In order to distinguish free speech from hate speech, the UN Human Rights Office has provided practical guidance through the Rabat Plan of Action on the prohibition of incitement to hatred . It outlines a six-part test that looks into the context of the statement, the speaker’s position and intent, the content and extent of the speech, as well as the likelihood that the speech would incite action against the target group. In countries like Tunisia, Côte d’Ivoire and Morocco, national authorities have used this test for audio-visual communication, just as it has been picked up by civil society, for instance the UK civil society campaign “Stop Funding Hate”, which seeks to persuade advertisers to pull their support from media publications that spread hate and division against migrants and minorities.
The Rabat Plan of Action includes an explicit reference to media, as one of the key actors which plays a key role in broadcasting responsible and balanced messages which reach a wide audience. The Rabat Plan of Action moreover refers to the guidance and definitions provided in the Camden Principles on Freedom of Expression and Equality. While these principles spell out the human rights obligations of States, they also stress the role of other stakeholders, mainly from a self-regulatory perspective. For example, all media should – not as a legal obligation, but rather as a moral and social responsibility – consider reporting on different communities and giving their members the opportunity to be heard in a way that promotes a better understanding of them.
However, laws and other State measures against “hate speech” must not lead to stifling dissent or critical remarks against the Government or religious authorities. The UN Human Rights Committee has emphasized that domestic laws must not prevent or punish criticism of religious leaders or commentary on religious doctrine and tenets of faith.

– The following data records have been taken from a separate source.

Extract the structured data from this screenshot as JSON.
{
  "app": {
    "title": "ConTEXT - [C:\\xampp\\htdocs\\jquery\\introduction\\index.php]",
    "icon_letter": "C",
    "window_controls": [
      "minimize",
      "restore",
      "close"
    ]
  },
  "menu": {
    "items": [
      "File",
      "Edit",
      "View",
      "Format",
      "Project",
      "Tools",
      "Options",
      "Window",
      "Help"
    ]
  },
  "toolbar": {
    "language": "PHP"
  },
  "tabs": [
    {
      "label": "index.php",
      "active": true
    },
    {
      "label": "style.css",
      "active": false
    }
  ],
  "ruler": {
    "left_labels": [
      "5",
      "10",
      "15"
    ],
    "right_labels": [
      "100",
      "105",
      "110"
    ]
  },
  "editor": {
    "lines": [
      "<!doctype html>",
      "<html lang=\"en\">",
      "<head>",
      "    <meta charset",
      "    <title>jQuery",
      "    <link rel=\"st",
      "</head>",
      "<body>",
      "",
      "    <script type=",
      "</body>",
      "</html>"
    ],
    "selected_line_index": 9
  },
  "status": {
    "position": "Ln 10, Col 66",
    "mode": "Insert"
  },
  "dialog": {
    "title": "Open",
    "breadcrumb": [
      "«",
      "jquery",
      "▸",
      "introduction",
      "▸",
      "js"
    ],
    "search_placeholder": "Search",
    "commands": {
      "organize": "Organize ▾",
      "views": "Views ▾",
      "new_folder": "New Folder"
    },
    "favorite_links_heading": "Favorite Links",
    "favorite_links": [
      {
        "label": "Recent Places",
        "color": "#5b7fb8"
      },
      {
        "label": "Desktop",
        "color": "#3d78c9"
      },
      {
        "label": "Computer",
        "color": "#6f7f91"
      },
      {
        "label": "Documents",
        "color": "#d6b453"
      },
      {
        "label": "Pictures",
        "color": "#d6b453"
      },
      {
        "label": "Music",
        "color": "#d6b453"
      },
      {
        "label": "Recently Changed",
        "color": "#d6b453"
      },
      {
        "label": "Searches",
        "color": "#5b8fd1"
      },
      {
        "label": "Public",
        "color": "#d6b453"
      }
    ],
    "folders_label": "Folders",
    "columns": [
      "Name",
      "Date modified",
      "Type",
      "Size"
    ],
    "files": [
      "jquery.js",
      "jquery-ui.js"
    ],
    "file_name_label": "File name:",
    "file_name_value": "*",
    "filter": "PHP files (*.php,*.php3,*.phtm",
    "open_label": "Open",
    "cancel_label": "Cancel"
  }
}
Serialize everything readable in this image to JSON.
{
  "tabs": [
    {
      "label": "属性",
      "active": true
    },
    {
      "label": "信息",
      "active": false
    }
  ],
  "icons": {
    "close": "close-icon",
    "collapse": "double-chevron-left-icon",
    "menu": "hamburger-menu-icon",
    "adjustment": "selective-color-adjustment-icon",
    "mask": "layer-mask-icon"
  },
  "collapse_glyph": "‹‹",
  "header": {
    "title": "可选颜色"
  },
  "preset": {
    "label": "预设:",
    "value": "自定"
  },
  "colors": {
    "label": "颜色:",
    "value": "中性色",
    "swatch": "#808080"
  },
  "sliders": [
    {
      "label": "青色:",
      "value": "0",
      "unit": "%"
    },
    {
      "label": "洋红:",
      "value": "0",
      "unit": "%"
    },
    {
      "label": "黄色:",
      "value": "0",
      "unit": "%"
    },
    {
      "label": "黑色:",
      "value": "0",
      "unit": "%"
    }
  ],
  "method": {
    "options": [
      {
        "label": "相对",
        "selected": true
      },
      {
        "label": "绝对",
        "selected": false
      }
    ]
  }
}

Similarly, the UN Special Rapporteur on freedom of expression has criticized the continued use of flawed domestic laws purporting to combat “hate speech” but which are in reality used to suppress critical voices and opposition.
Through these and other measures, the UN’s Human Rights Office and international human rights mechanisms assist States in upholding their obligations to counter discriminatory and xenophobic narratives. Moreover, the office also seeks to engage more directly with public narratives on migration in order to contribute to a more principled, and inclusive discourse. Through continuous engagement with a range of key stakeholders including migrant communities, the vital role of storytelling has been highlighted, and last year OHCHR launched the campaign ‘Stand Up For Migrants’. Through a series of animated videos shared on social media, we sought to amplify the voices stories of migrants and their families, of the communities that welcome them and the conversations they have along the way. We know that policies that affect the lives of migrants are better and more sustainable when they are based on facts and evidence. But we also know that a more rational debate about migration requires not just evidence, it must also reflect emotions, empathy and values.
It is clear to us all that many media outlets are deliberately failing to promote the concept of common humanity. Words obviously do matter: dehumanising racist rhetoric frequently leads to hatred, tensions, violence and conflict. It requires a greater effort from the international community to confront those in the media who seek to stir up hatred. The Alliance of Civilisations is very well-placed to take up this challenge, and I’m grateful for the opportunity to speak today.
Thank you for your attention.